After a tumultuous 2020, University Park Mayor Tommy Stewart discussed ongoing projects including work at Snider Plaza and the Miracle Mile at the first virtual annual state of the city address this week.
Stewart said city staff hopes to start work on the replacement of aging water/wastewater lines for properties in Snider Plaza from Daniel to Westminster and those on Hillcrest between Daniel and Lovers in May.
Staff continues to work with planners and civil engineers on design concepts for parking improvements, landscape enhancements, and other amenities.
He also addressed the Miracle Mile project.
City staff says preliminary design work is underway for roadway, sidewalk, traffic signal, and landscape improvements there.
Stewart said Dallas County will fund 50% of the project through its major capital improvements fund.
Staff hopes intersection and traffic signal improvement will help alleviate congestion, and they also hope to see a net increase in total parking spaces there.
They’re targeting late 2022 to start construction on that project.
Work also continues on stormwater system improvements.
Work on removal/replacement of existing pipe in portions of Southwestern is expected to begin soon, and work on portions of Southwestern are expected to continue through 2021.
The city also expects to have a ribbon cutting ceremony for Shaddock Park in the next month or so. The public-private partnership to create the park came about the city council directed city staff to partner with resident Bill Shaddock in December 2019 to work to develop a lot at 4084 Lovers Lane into a new city park after Shaddock expressed his intention to donate the property to the city for that purpose.

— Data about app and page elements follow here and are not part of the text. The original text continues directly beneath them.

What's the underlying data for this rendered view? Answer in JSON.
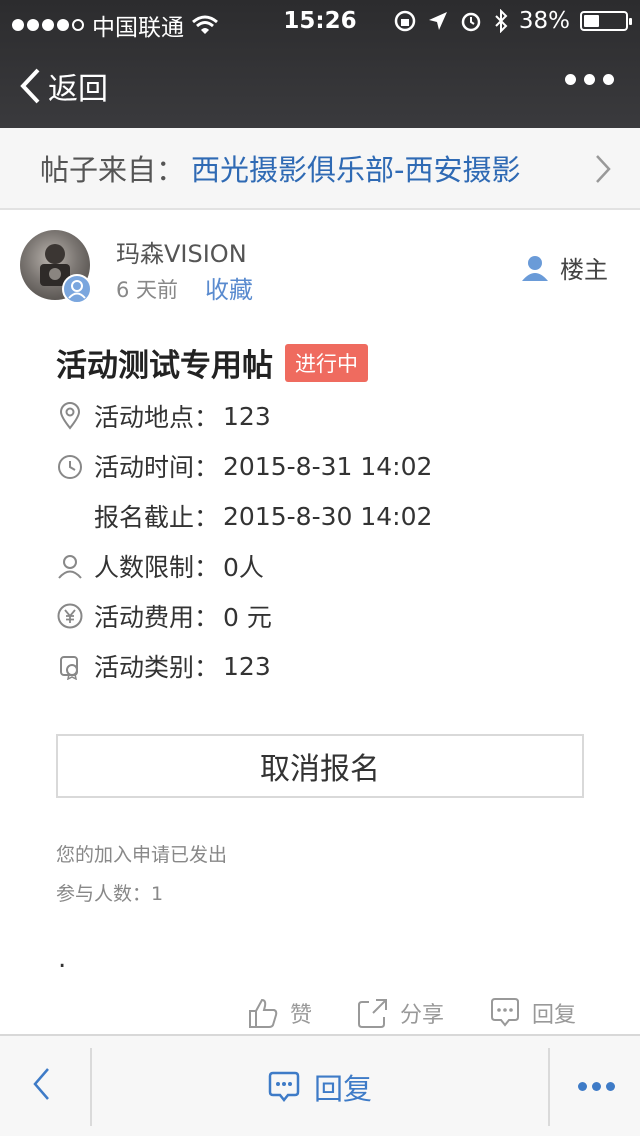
{
  "status_bar": {
    "carrier": "中国联通",
    "time": "15:26",
    "battery_percent": "38%",
    "battery_level": 0.38
  },
  "nav": {
    "back_label": "返回"
  },
  "source": {
    "label": "帖子来自：",
    "link": "西光摄影俱乐部-西安摄影"
  },
  "author": {
    "name": "玛森VISION",
    "time": "6 天前",
    "favorite_label": "收藏",
    "owner_label": "楼主"
  },
  "post": {
    "title": "活动测试专用帖",
    "status_badge": "进行中",
    "location_label": "活动地点：",
    "location_value": "123",
    "time_label": "活动时间：",
    "time_value": "2015-8-31 14:02",
    "deadline_label": "报名截止：",
    "deadline_value": "2015-8-30 14:02",
    "limit_label": "人数限制：",
    "limit_value": "0人",
    "fee_label": "活动费用：",
    "fee_value": "0 元",
    "category_label": "活动类别：",
    "category_value": "123",
    "cancel_button": "取消报名",
    "note_sent": "您的加入申请已发出",
    "participants": "参与人数：1",
    "body_text": "."
  },
  "actions": {
    "like": "赞",
    "share": "分享",
    "reply": "回复"
  },
  "toolbar": {
    "reply": "回复"
  },
  "colors": {
    "link_blue": "#2f6ab4",
    "toolbar_blue": "#3e7bc7",
    "badge_red": "#ef6b5f"
  }
}
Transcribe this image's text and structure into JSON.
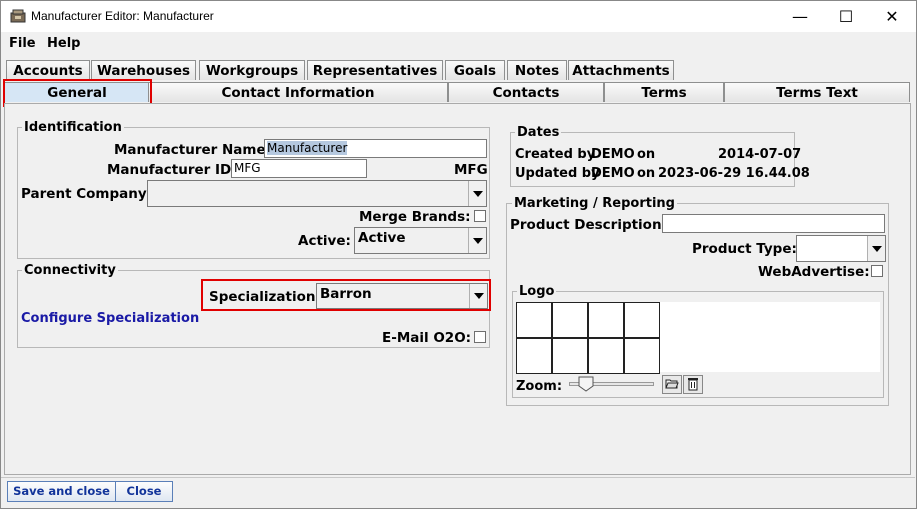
{
  "window": {
    "title": "Manufacturer Editor: Manufacturer",
    "minimize_glyph": "—",
    "maximize_glyph": "☐",
    "close_glyph": "✕"
  },
  "menu": {
    "file": "File",
    "help": "Help"
  },
  "tabs_row1": [
    "Accounts",
    "Warehouses",
    "Workgroups",
    "Representatives",
    "Goals",
    "Notes",
    "Attachments"
  ],
  "tabs_row2": [
    "General",
    "Contact Information",
    "Contacts",
    "Terms",
    "Terms Text"
  ],
  "selected_tab": "General",
  "identification": {
    "title": "Identification",
    "manufacturer_name_label": "Manufacturer Name:",
    "manufacturer_name_value": "Manufacturer",
    "manufacturer_id_label": "Manufacturer ID:",
    "manufacturer_id_value": "MFG",
    "manufacturer_id_display": "MFG",
    "parent_company_label": "Parent Company:",
    "parent_company_value": "",
    "merge_brands_label": "Merge Brands:",
    "merge_brands_checked": false,
    "active_label": "Active:",
    "active_value": "Active"
  },
  "connectivity": {
    "title": "Connectivity",
    "specialization_label": "Specialization:",
    "specialization_value": "Barron",
    "configure_link": "Configure Specialization",
    "email_o2o_label": "E-Mail O2O:",
    "email_o2o_checked": false
  },
  "dates": {
    "title": "Dates",
    "created_label": "Created by",
    "created_by": "DEMO",
    "created_on": "on",
    "created_date": "2014-07-07",
    "updated_label": "Updated by",
    "updated_by": "DEMO",
    "updated_on": "on",
    "updated_date": "2023-06-29 16.44.08"
  },
  "marketing": {
    "title": "Marketing / Reporting",
    "product_description_label": "Product Description:",
    "product_description_value": "",
    "product_type_label": "Product Type:",
    "product_type_value": "",
    "web_advertise_label": "WebAdvertise:",
    "web_advertise_checked": false
  },
  "logo": {
    "title": "Logo",
    "zoom_label": "Zoom:",
    "zoom_level": 0.1
  },
  "footer": {
    "save_close": "Save and close",
    "close": "Close"
  }
}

University Park received $1.37 million in CARES Act funding to respond to the COVID-19 pandemic, some of which was used to buy laptops and other telecommuting equipment, facility improvements like Plexiglas enclosures and UV lighting to safeguard HVAC systems, public safety personnel expenses incurred during the pandemic, and $135,000 of which was allocated to Highland Park ISD for COVID-related expenses.
Stewart also discussed the historic February winter storm.

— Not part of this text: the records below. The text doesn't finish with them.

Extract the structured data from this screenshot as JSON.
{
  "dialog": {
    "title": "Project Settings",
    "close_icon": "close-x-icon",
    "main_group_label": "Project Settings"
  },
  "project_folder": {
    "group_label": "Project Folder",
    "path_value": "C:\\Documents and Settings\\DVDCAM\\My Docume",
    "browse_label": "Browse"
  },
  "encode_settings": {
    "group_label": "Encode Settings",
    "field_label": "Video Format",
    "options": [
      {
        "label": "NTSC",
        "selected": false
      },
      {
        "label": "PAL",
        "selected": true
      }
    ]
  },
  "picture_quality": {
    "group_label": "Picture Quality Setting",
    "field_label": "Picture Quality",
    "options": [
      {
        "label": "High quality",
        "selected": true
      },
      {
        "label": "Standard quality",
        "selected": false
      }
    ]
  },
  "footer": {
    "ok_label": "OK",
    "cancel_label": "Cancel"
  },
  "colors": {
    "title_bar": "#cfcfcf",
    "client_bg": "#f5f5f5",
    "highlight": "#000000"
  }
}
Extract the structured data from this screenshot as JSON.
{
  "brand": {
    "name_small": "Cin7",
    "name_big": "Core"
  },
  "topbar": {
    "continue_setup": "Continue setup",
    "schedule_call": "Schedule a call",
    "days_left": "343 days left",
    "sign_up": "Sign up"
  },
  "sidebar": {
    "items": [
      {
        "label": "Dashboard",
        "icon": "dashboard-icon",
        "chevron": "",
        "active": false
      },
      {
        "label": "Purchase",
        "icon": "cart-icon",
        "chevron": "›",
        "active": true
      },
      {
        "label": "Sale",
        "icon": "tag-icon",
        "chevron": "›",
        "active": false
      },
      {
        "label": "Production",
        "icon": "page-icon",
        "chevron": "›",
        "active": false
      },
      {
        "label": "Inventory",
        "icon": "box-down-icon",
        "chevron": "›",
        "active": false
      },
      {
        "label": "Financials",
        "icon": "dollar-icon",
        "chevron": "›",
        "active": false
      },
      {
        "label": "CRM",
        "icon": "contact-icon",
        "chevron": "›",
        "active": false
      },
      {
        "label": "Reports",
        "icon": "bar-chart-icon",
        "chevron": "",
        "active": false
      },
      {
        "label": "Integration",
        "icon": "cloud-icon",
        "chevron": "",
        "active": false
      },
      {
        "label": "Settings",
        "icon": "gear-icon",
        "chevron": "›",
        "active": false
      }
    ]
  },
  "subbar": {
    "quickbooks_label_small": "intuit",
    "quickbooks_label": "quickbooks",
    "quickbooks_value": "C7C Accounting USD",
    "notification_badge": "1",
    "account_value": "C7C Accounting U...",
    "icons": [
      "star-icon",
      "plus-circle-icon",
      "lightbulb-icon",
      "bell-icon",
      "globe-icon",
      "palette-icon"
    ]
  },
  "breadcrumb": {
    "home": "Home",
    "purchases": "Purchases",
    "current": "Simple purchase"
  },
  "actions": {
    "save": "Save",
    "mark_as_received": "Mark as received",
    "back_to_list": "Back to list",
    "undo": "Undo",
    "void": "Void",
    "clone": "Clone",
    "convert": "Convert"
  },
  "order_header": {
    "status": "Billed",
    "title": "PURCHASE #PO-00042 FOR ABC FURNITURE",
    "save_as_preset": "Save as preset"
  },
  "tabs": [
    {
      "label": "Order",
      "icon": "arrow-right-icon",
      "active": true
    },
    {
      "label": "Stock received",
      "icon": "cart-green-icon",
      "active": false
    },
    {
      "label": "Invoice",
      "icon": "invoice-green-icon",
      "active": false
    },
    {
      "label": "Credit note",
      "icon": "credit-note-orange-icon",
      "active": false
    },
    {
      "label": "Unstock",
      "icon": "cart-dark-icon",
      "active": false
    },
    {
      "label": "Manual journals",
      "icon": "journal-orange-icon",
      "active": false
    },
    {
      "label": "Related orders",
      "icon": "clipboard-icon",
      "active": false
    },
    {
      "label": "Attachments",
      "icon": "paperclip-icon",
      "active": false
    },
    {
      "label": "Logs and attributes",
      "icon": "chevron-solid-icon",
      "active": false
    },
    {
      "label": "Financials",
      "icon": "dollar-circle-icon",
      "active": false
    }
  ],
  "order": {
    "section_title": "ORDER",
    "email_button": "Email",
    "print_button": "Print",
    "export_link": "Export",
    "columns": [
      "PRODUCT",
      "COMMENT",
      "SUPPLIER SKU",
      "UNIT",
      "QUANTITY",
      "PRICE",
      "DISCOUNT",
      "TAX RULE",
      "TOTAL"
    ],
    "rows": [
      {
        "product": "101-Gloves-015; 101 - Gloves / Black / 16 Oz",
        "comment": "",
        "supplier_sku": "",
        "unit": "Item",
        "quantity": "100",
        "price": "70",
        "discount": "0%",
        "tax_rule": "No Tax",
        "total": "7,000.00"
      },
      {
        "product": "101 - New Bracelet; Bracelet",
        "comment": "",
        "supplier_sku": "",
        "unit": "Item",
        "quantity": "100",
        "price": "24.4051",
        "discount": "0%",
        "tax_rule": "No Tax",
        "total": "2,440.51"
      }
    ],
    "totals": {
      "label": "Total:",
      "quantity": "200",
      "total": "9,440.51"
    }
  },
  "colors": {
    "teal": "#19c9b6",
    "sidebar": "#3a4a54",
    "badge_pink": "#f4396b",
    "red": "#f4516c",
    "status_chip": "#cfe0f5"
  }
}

City staff repaired 56 water mains between Feb. 13-22, dispatchers fielded 1,599 calls from Feb. 14-18, the majority of which were water meter shutoffs, and the University Park Fire Department responded to 750 calls, mostly weather-related calls from Feb. 14-20.

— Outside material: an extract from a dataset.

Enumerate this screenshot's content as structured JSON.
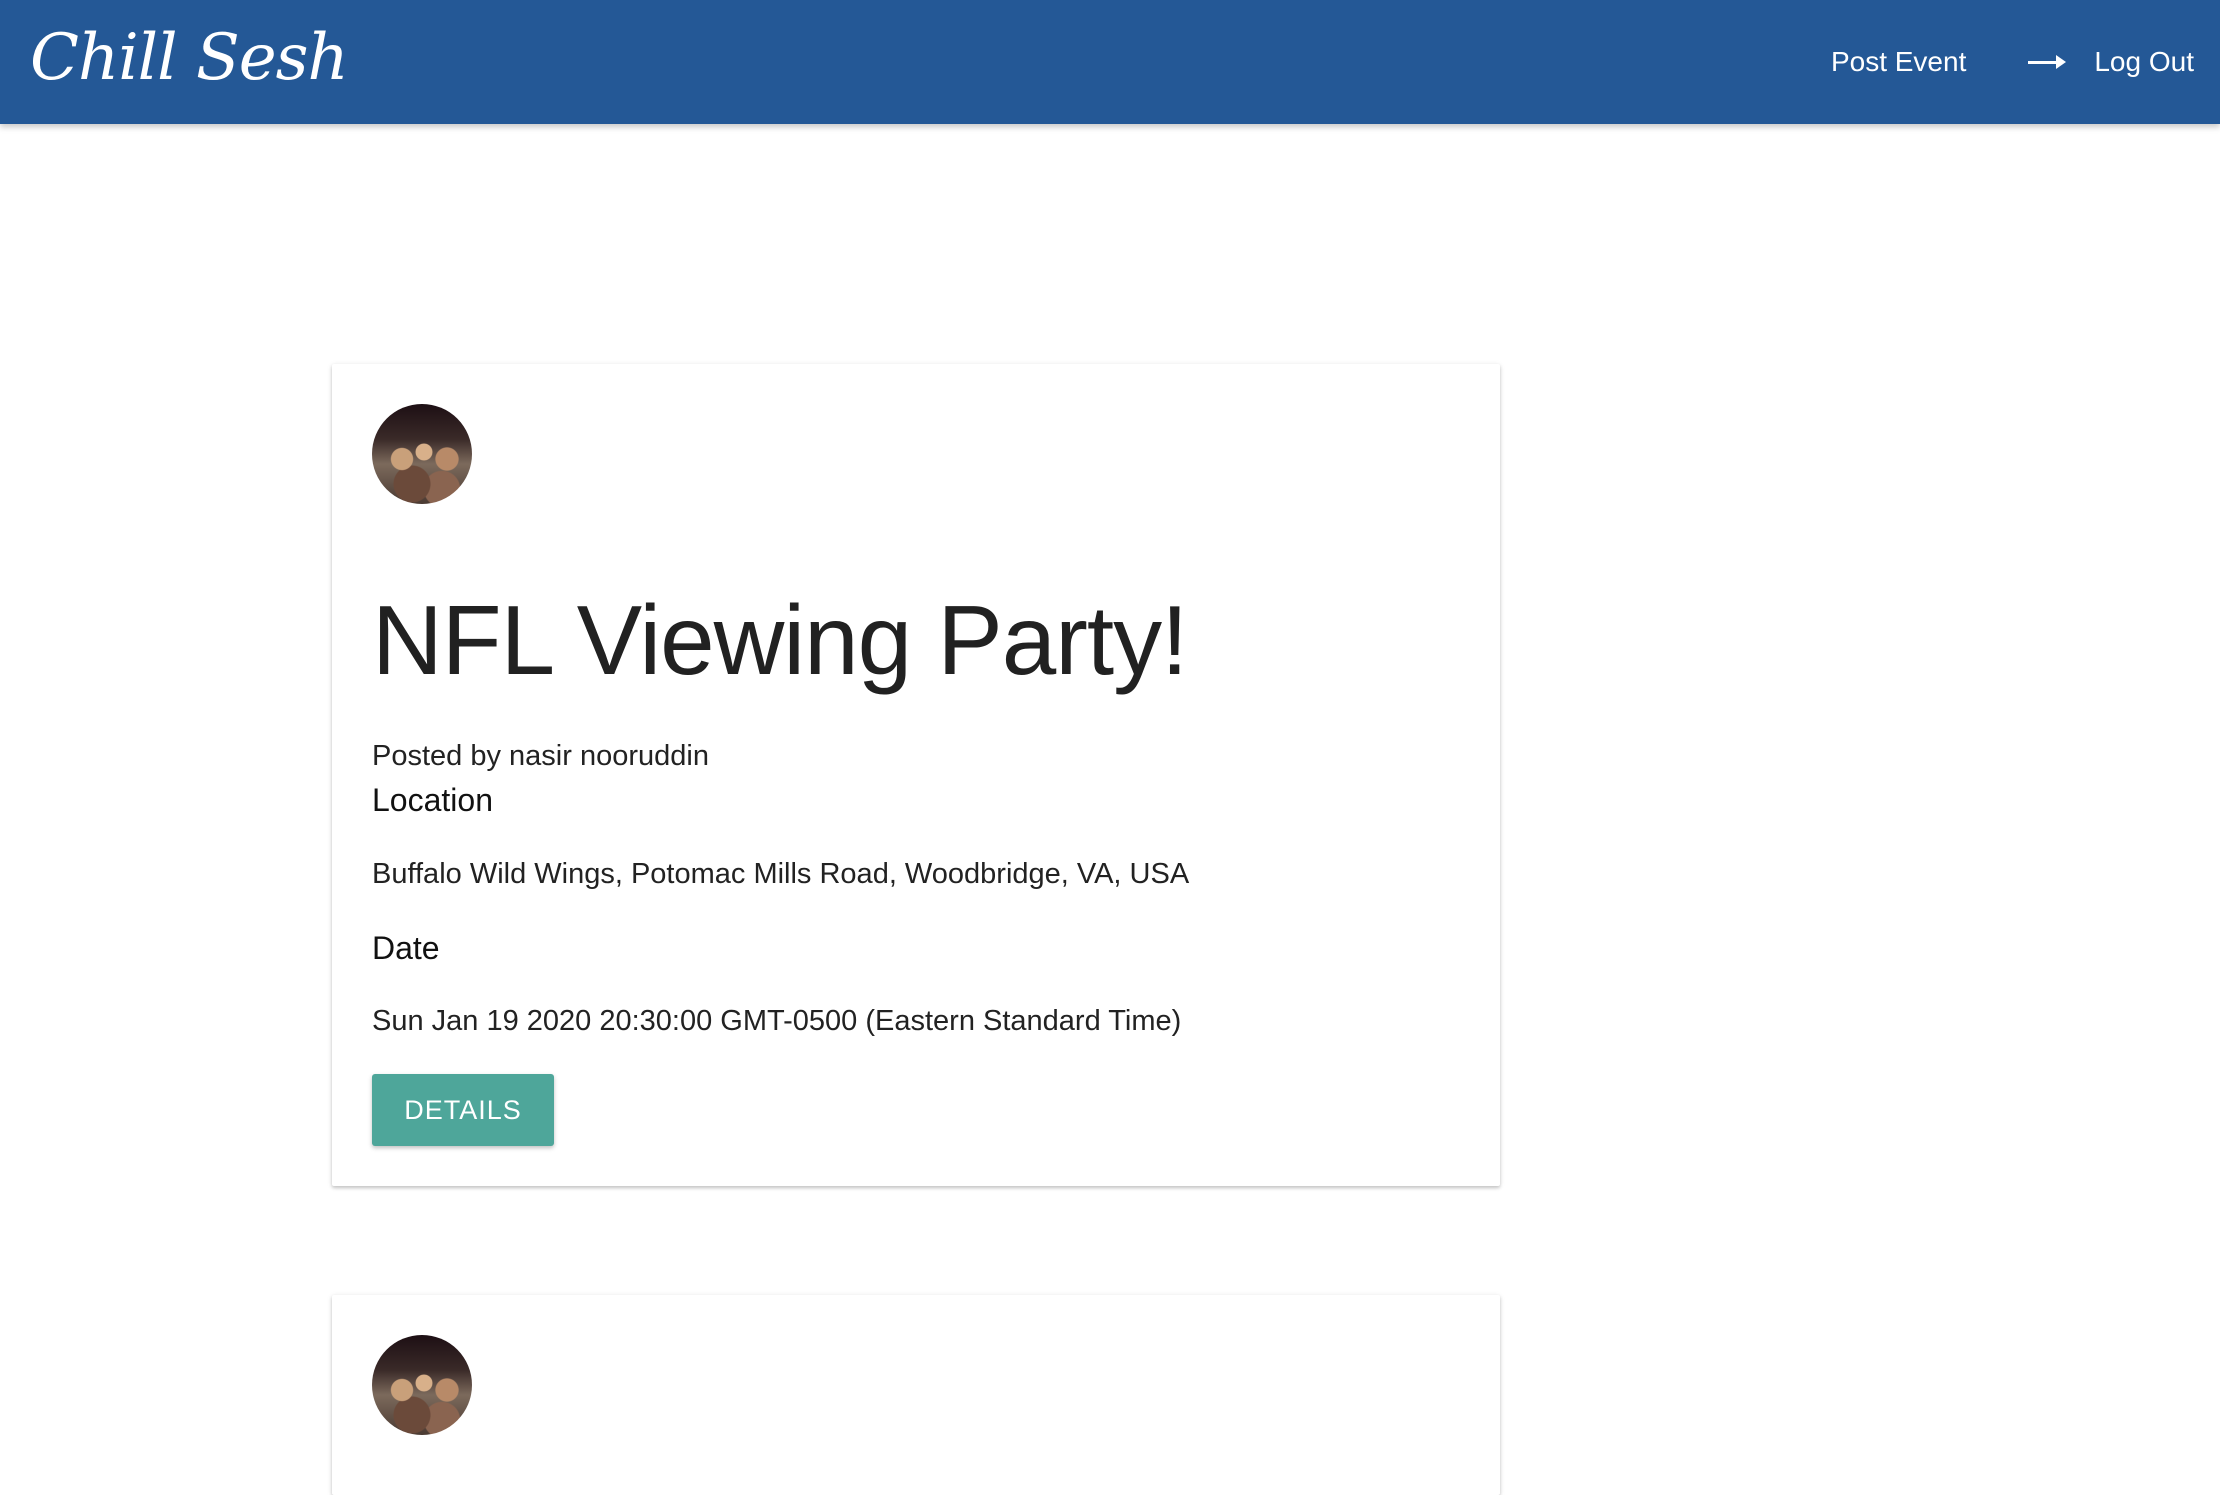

“It just reinforces our need to invest in our infrastructure,” Stewart said. “I’d be remiss if I didn’t mention the restaurants and residents that donated food for the work crews that spent the night at the Peek Center and other places so they could be here all night to help the citizens get back and recover.”
Restaurants and residents donated 30 separate meals to city crews during the storm.